Thomas Scirghi SJ

Source: Pastoral Liturgy, Volume 44, No. 1, December 2013 - March 2014, edited by Fr Russell Hardiman.

Community Mass

Friday 6th December take the last opportunity to join the celebration of our Community Mass for this year. We will listen to the beautiful Advent Sunday readings - these rich scriptures deserve more than one hearing! Join the lighting of candles on the advent wreath, the joyous singing of Gospel Choir, and participation of all members of the Community.

Time: 8:00-8:30am, Friday 6th December

Venue: College Chapel

Parish Life

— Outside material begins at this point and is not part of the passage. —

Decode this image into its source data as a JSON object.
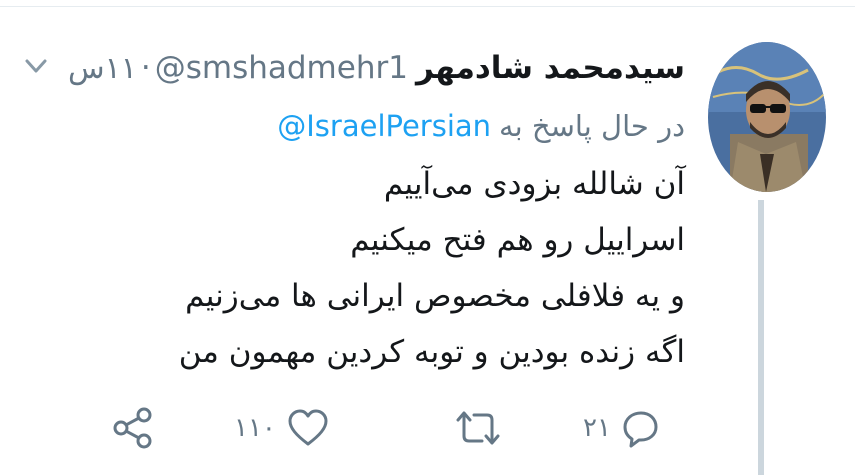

We were very lucky this week to be able to offer Reconciliation in the form of the Second Rite to our Year 6 students. Over the coming two weeks all children in Years 3 to 6 will celebrate this sacrament in their class group. It is made possible through the generosity of some of our local parish priests, and their assistant priests. On this occasion we particularly thank Fr Andrew Albis from Floreat /Wembley Parish, and Fr James D'souza from Cottesloe/Mosman Park Parish. Thank you also to our chaplain, Fr Wilson Donizzetti. It is a valuable experience for the children to experience the love of God through the mediation of their own parish priest.

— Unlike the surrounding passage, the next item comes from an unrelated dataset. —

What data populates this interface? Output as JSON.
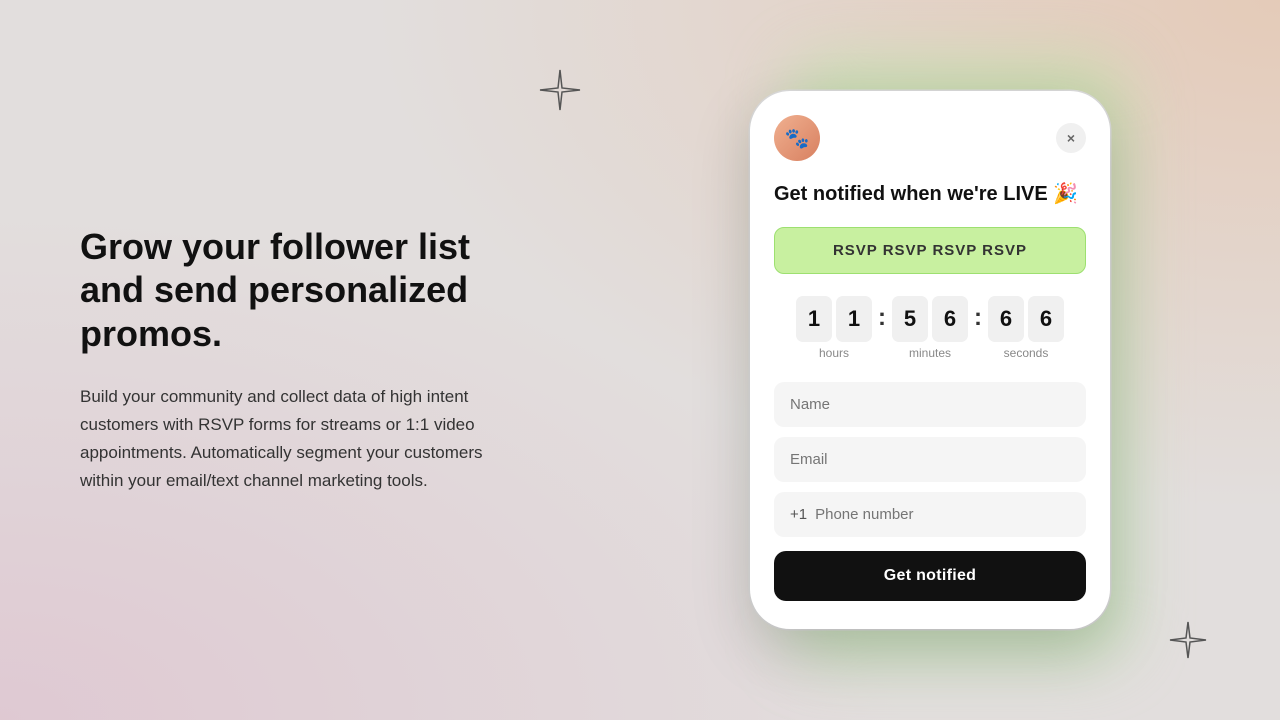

2014 Family-focused, Parish-based, Catholic School-supported Sacramental Program

If your parish is St Celia's Floreat/Our Lady of Victories, Wembley

ENROLMENTS CLOSE: Wednesday February 12, 2014

PARENT INFORMATION NIGHT: Wednesday March 5, 7.00pm (At least one parent to attend).


on the following dates:

  • Confirmation March 15/ 16 or March 22/23
  • First Communion March 29/30 or April 5/6
  • Reconciliation June 21/22 or June 28/29

(For all children and their families involved in Sacramental Preparation).


Confirmation June 7 or 8

First Communion June 22 or June 28

First Reconciliation Wednesday 4.00 - 5.00pm August 20 or 27 or September 3


Send completed enrolment form directly to the Parish.

Contact; Secretary: Prue Pupazzoni. Phone: 9387 1158. Fax: 9387 6794.

Email: Web:

If your parish is Holy Rosary Nedlands


Can be downloaded here. Send completed enrolment form directly to the Parish.


Advent & Christmas Liturgies

Your local parish will have details of Advent and Christmas Liturgies. This Tuesday 3rd December, St Thomas the Apostle Claremont is hosting Road to Bethlehem - a service of scripture, prayer and carols.